The Orion spacecraft underwent a single test in space in December 2014, and an uncrewed mission around the moon is planned for 2019 when the new Space Launch System deep-space rocket is ready to go. Astronauts are expected to fly on Orion around 2023 if the current schedule holds, although there have been many delays already. [How NASA Spacesuits Work: EMUs Explained (Infographic)]

Star talk

Radislav Sinyak/NASA

Technicians confer at their consoles during testing for the Orion spacesuit on June 22. In the foreground, you can see some old-school switches reminiscent of the days of the Apollo moon program in the 1960s and 1970s. Meanwhile, the smartphone on the desk is more powerful than all of the Apollo spacecraft's computers combined.

Much has changed in technology since NASA last sent humans into deep space; the new spacesuits will be lighter and less bulky than the Apollo suits and even, likely, what astronauts use today on the International Space Station.

Testing suite

Radislav Sinyak/NASA

A cadre of technicians monitor systems during a pressure test of the Orion spacesuit at the NASA Johnson Space Center.

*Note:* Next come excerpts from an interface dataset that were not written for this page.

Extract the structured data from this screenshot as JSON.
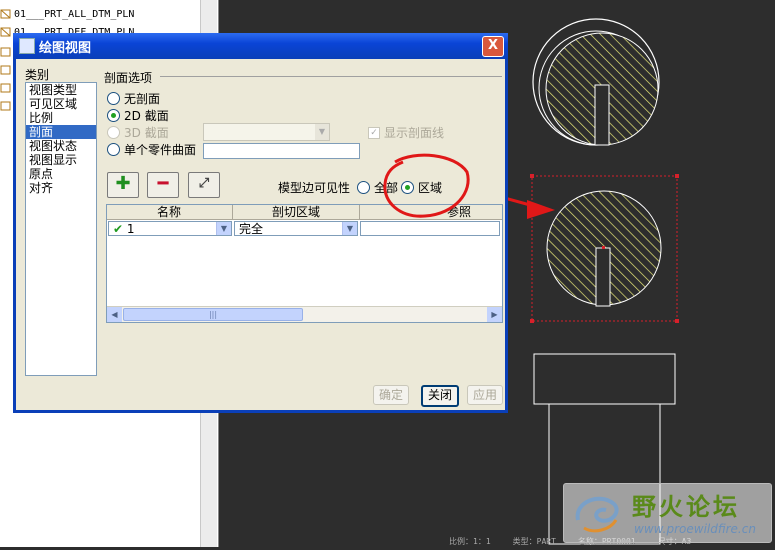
{
  "tree": {
    "items": [
      "01___PRT_ALL_DTM_PLN",
      "01___PRT_DEF_DTM_PLN"
    ]
  },
  "dialog": {
    "title": "绘图视图",
    "close": "X",
    "category_label": "类别",
    "categories": [
      "视图类型",
      "可见区域",
      "比例",
      "剖面",
      "视图状态",
      "视图显示",
      "原点",
      "对齐"
    ],
    "selected_category": "剖面",
    "section_options_label": "剖面选项",
    "radio_no_section": "无剖面",
    "radio_2d": "2D 截面",
    "radio_3d": "3D 截面",
    "radio_single_surface": "单个零件曲面",
    "selected_option": "2D 截面",
    "show_section_line": "显示剖面线",
    "visibility_label": "模型边可见性",
    "visibility_all": "全部",
    "visibility_area": "区域",
    "visibility_selected": "区域",
    "table_headers": [
      "名称",
      "剖切区域",
      "参照"
    ],
    "row": {
      "name": "1",
      "region": "完全"
    },
    "buttons": {
      "ok": "确定",
      "close": "关闭",
      "apply": "应用"
    }
  },
  "statusbar": [
    "比例：1：1",
    "类型：PART",
    "名称：PRT0001",
    "尺寸：A3"
  ],
  "watermark": {
    "title": "野火论坛",
    "url": "www.proewildfire.cn"
  },
  "colors": {
    "canvas_bg": "#2d2d2d",
    "hatch": "#e8e87a",
    "selection_box": "#d8202a",
    "annotation_red": "#e01818",
    "title_blue": "#0a44d6"
  }
}
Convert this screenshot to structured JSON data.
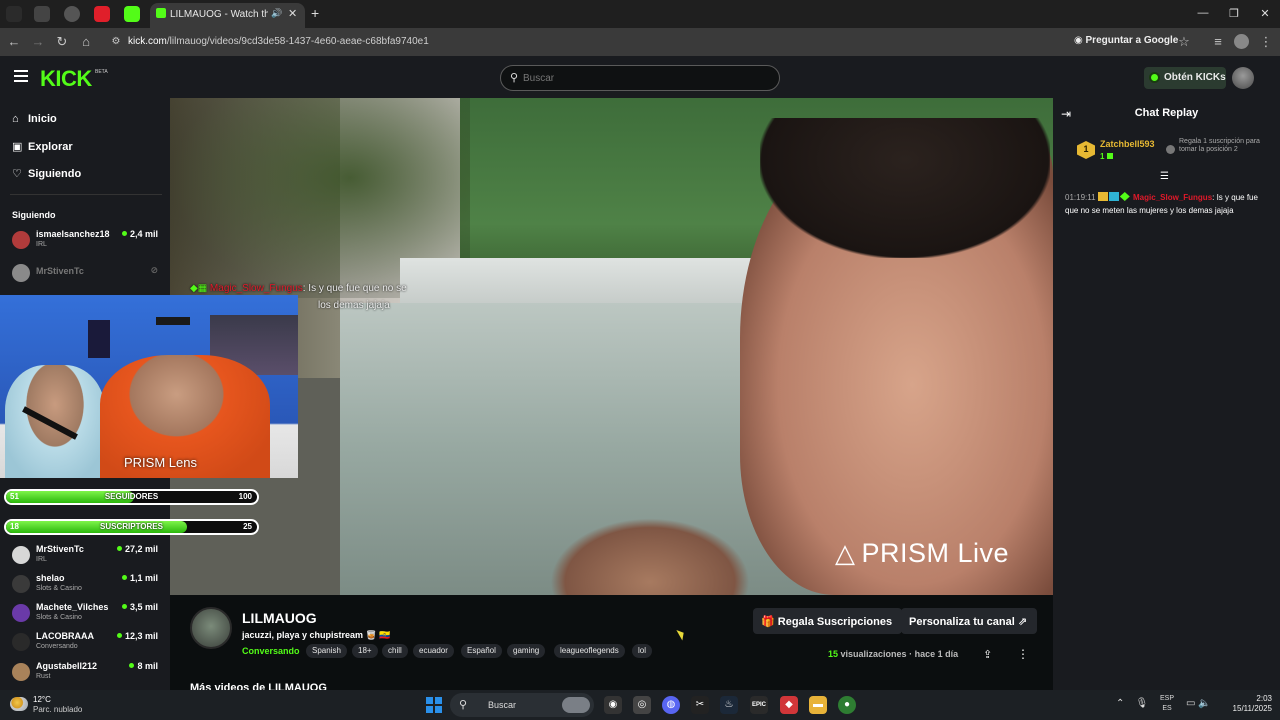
{
  "browser": {
    "active_tab_title": "LILMAUOG - Watch the VO",
    "url_host": "kick.com",
    "url_path": "/lilmauog/videos/9cd3de58-1437-4e60-aeae-c68bfa9740e1",
    "translate_label": "Preguntar a Google"
  },
  "header": {
    "logo": "KICK",
    "beta": "BETA",
    "search_placeholder": "Buscar",
    "kicks_label": "Obtén KICKs"
  },
  "sidebar": {
    "nav": [
      {
        "label": "Inicio",
        "icon": "home-icon"
      },
      {
        "label": "Explorar",
        "icon": "compass-icon"
      },
      {
        "label": "Siguiendo",
        "icon": "heart-icon"
      }
    ],
    "following_title": "Siguiendo",
    "following": [
      {
        "name": "ismaelsanchez18",
        "category": "IRL",
        "viewers": "2,4 mil",
        "live": true,
        "color": "#b13b3b"
      },
      {
        "name": "MrStivenTc",
        "category": "",
        "viewers": "",
        "live": false,
        "color": "#8a8a8a"
      },
      {
        "name": "MrStivenTc",
        "category": "IRL",
        "viewers": "27,2 mil",
        "live": true,
        "color": "#d7d7d7"
      },
      {
        "name": "shelao",
        "category": "Slots & Casino",
        "viewers": "1,1 mil",
        "live": true,
        "color": "#3a3a3a"
      },
      {
        "name": "Machete_Vilches",
        "category": "Slots & Casino",
        "viewers": "3,5 mil",
        "live": true,
        "color": "#6a3aa8"
      },
      {
        "name": "LACOBRAAA",
        "category": "Conversando",
        "viewers": "12,3 mil",
        "live": true,
        "color": "#2a2a2a"
      },
      {
        "name": "Agustabell212",
        "category": "Rust",
        "viewers": "8 mil",
        "live": true,
        "color": "#a8825a"
      }
    ]
  },
  "video": {
    "overlay_user": "Magic_Slow_Fungus",
    "overlay_msg_1": ": Is y que fue que no se",
    "overlay_msg_2": "los demas jajaja",
    "prism_live": "PRISM Live",
    "prism_lens": "PRISM Lens",
    "goals": [
      {
        "label": "SEGUIDORES",
        "current": "51",
        "target": "100",
        "progress": 0.51
      },
      {
        "label": "SUSCRIPTORES",
        "current": "18",
        "target": "25",
        "progress": 0.72
      }
    ]
  },
  "channel": {
    "name": "LILMAUOG",
    "title": "jacuzzi, playa y chupistream 🥃 🇪🇨",
    "category": "Conversando",
    "tags": [
      "Spanish",
      "18+",
      "chill",
      "ecuador",
      "Español",
      "gaming",
      "leagueoflegends",
      "lol"
    ],
    "gift_button": "Regala Suscripciones",
    "customize_button": "Personaliza tu canal",
    "views_count": "15",
    "views_label": "visualizaciones",
    "age": "hace 1 día",
    "more_videos": "Más videos de LILMAUOG"
  },
  "chat": {
    "title": "Chat Replay",
    "pinned": {
      "rank": "1",
      "user": "Zatchbell593",
      "subs": "1",
      "gift_text": "Regala 1 suscripción para tomar la posición 2"
    },
    "messages": [
      {
        "time": "01:19:11",
        "user": "Magic_Slow_Fungus",
        "text": ": Is y que fue que no se meten las mujeres y los demas jajaja"
      }
    ]
  },
  "taskbar": {
    "temp": "12°C",
    "weather": "Parc. nublado",
    "search_label": "Buscar",
    "lang_1": "ESP",
    "lang_2": "ES",
    "time": "2:03",
    "date": "15/11/2025"
  },
  "colors": {
    "kick_green": "#53fc18",
    "background": "#0b0e0f",
    "panel": "#191b1f",
    "chat_user_red": "#e0192a",
    "rank_gold": "#e7b933"
  }
}
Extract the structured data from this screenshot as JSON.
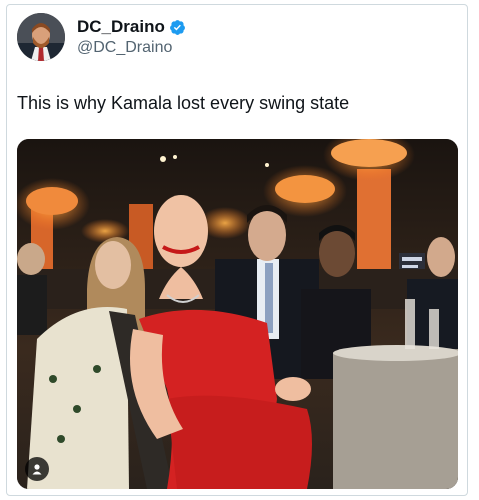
{
  "author": {
    "display_name": "DC_Draino",
    "handle": "@DC_Draino",
    "verified": true,
    "verified_color": "#1d9bf0"
  },
  "tweet": {
    "text": "This is why Kamala lost every swing state"
  },
  "icons": {
    "verified": "verified-badge-icon",
    "media_tag": "person-tag-icon"
  },
  "colors": {
    "text_primary": "#0f1419",
    "text_secondary": "#536471",
    "border": "#cfd9de"
  }
}
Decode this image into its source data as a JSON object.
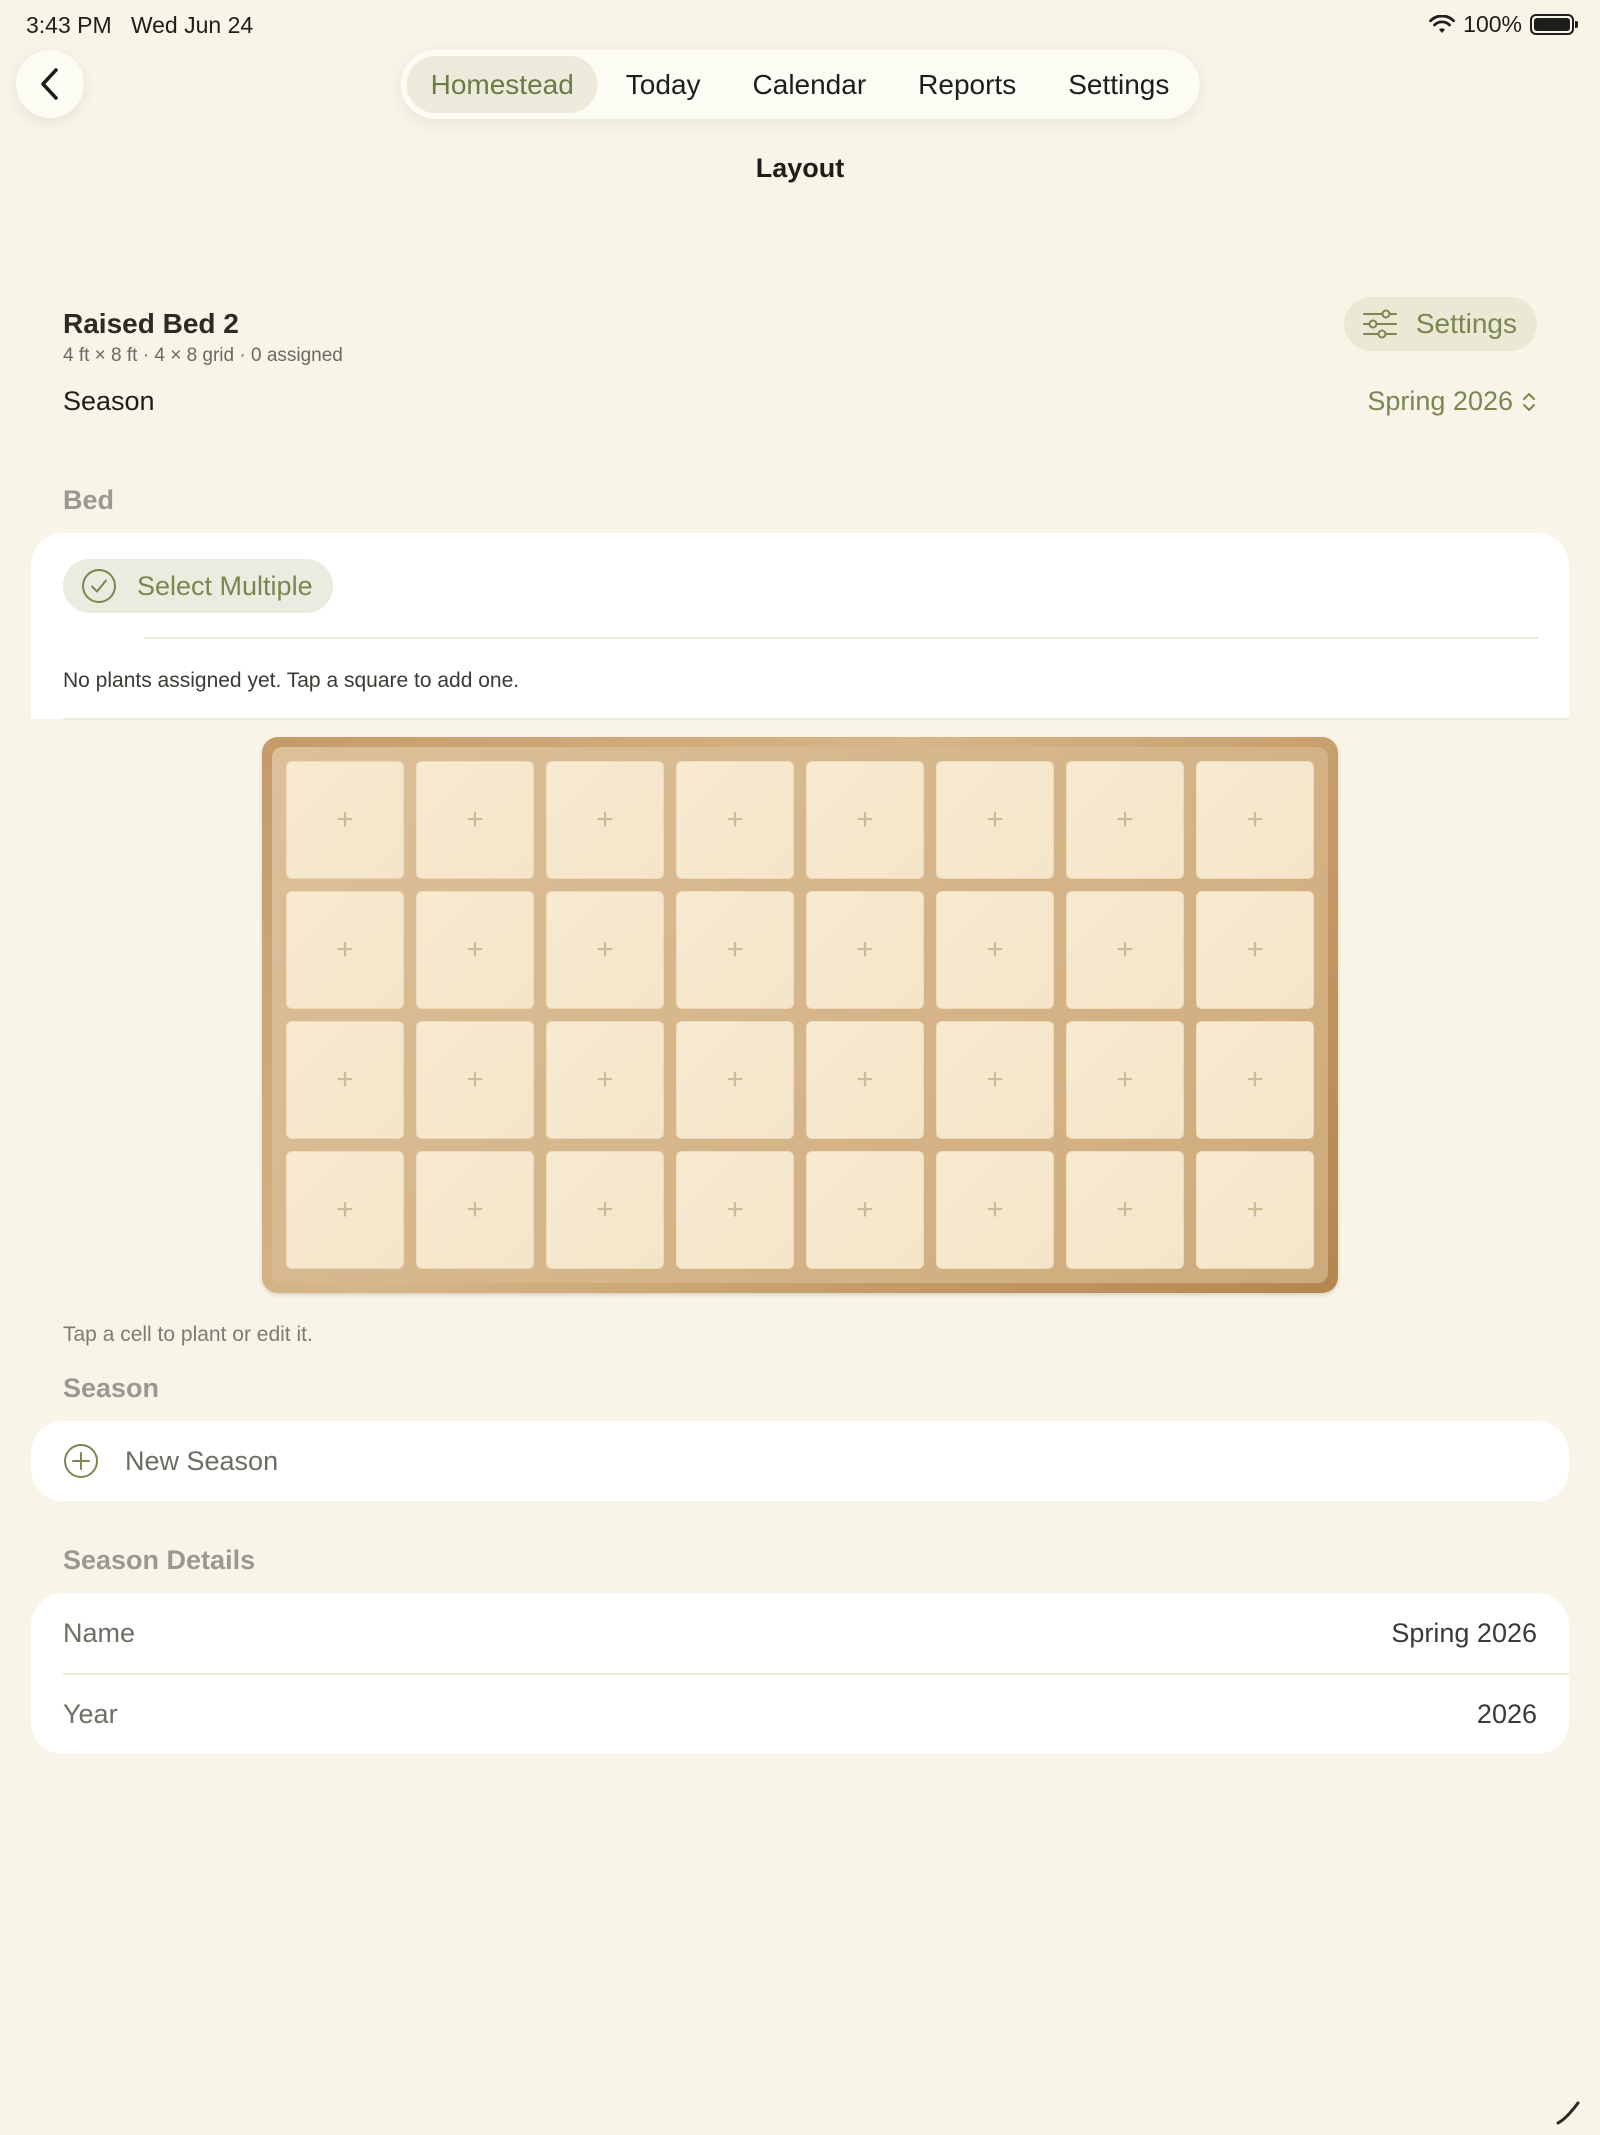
{
  "status": {
    "time": "3:43 PM",
    "date": "Wed Jun 24",
    "battery": "100%"
  },
  "nav": {
    "tabs": [
      {
        "label": "Homestead",
        "active": true
      },
      {
        "label": "Today"
      },
      {
        "label": "Calendar"
      },
      {
        "label": "Reports"
      },
      {
        "label": "Settings"
      }
    ]
  },
  "page": {
    "title": "Layout"
  },
  "bed": {
    "name": "Raised Bed 2",
    "subtitle": "4 ft × 8 ft · 4 × 8 grid · 0 assigned",
    "settings_label": "Settings",
    "season_label": "Season",
    "season_value": "Spring 2026",
    "rows": 4,
    "cols": 8
  },
  "bed_section": {
    "header": "Bed",
    "select_multiple": "Select Multiple",
    "empty_message": "No plants assigned yet. Tap a square to add one.",
    "cell_symbol": "+",
    "hint": "Tap a cell to plant or edit it."
  },
  "season_section": {
    "header": "Season",
    "new_season": "New Season"
  },
  "details": {
    "header": "Season Details",
    "name_label": "Name",
    "name_value": "Spring 2026",
    "year_label": "Year",
    "year_value": "2026"
  },
  "colors": {
    "accent": "#7a8750",
    "background": "#f8f5e8",
    "bed_wood": "#c59c68"
  },
  "icons": {
    "back": "chevron-left-icon",
    "settings": "sliders-icon",
    "select": "checkmark-circle-icon",
    "add": "plus-circle-icon",
    "season_picker": "chevron-up-down-icon"
  }
}
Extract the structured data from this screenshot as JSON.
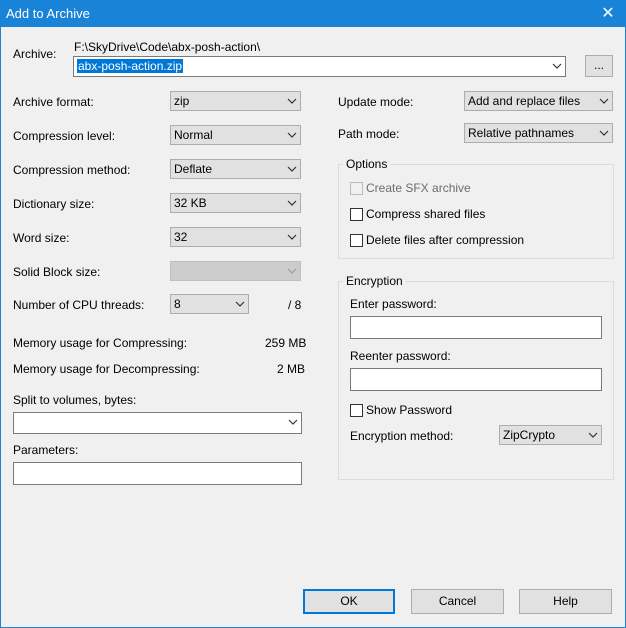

The spacesuit must be able to withstand a sudden loss of oxygen in the cabin during launch, so that astronauts are protected on their way to orbit. The suit is also designed for astronauts to wear on spacewalks outside the Orion spacecraft.

While the June 22 tests were performed inside the 11-foot thermal chamber, Johnson has several facilities to get systems ready for space. This includes a 20-foot chamber, a dual glove box chamber, and even an airlock that is similar to the one used on the International Space Station.

Running on empty

Bill Stafford/NASA

The participants in Orion spacesuit testing are fully closed into an 11-foot chamber at the NASA Johnson Space Center. With the door closed in the background, the chamber was fully evacuated of air to make sure that the spacesuits could hold pressure, temperature and other parameters in the vacuum of space.

NASA has spent about $200 million in the past decade developing suits for Orion and other space programs, including the commercial crew program that is expected to see astronauts launch from United States soil in the next couple of years. However, an April report from NASA's Office of Inspector General said the agency needs to improve its spending strategy, as the new suits will not be fully ready for years.

Join our Space Forums to keep talking space on the latest missions, night sky and more! And if you have a news tip, correction or comment, let us know at: community@space.com.

Elizabeth Howell
Staff Writer, Spaceflight

Elizabeth Howell (she/her), Ph.D., is a staff writer in the spaceflight channel since 2022 covering diversity, education and gaming as well. She was contributing writer for Space.com for 10 years before joining full-time. Elizabeth's reporting includes multiple exclusives with the White House and Office of the Vice-President of the United States, an exclusive conversation with aspiring space tourist (and NSYNC bassist) Lance Bass, speaking several times with the International Space Station, witnessing five human spaceflight launches on two continents, flying parabolic, working inside a spacesuit, and participating in a simulated Mars mission. Her latest book, "Why Am I Taller?", is co-written with astronaut Dave Williams. Elizabeth holds a Ph.D. and M.Sc. in Space Studies from the University of North Dakota, a Bachelor of Journalism from Canada's Carleton University and a Bachelor of History from Canada's Athabasca University. Elizabeth is also a post-secondary instructor in communications and science at several institutions since 2015; her experience includes developing and teaching an astronomy course at Canada's Algonquin College (with Indigenous content as well) to more than 1,000 students since 2020. Elizabeth first got interested in space after watching the movie Apollo 13 in 1996, and still wants to be an astronaut someday. Mastodon: https://qoto.org/@howellspace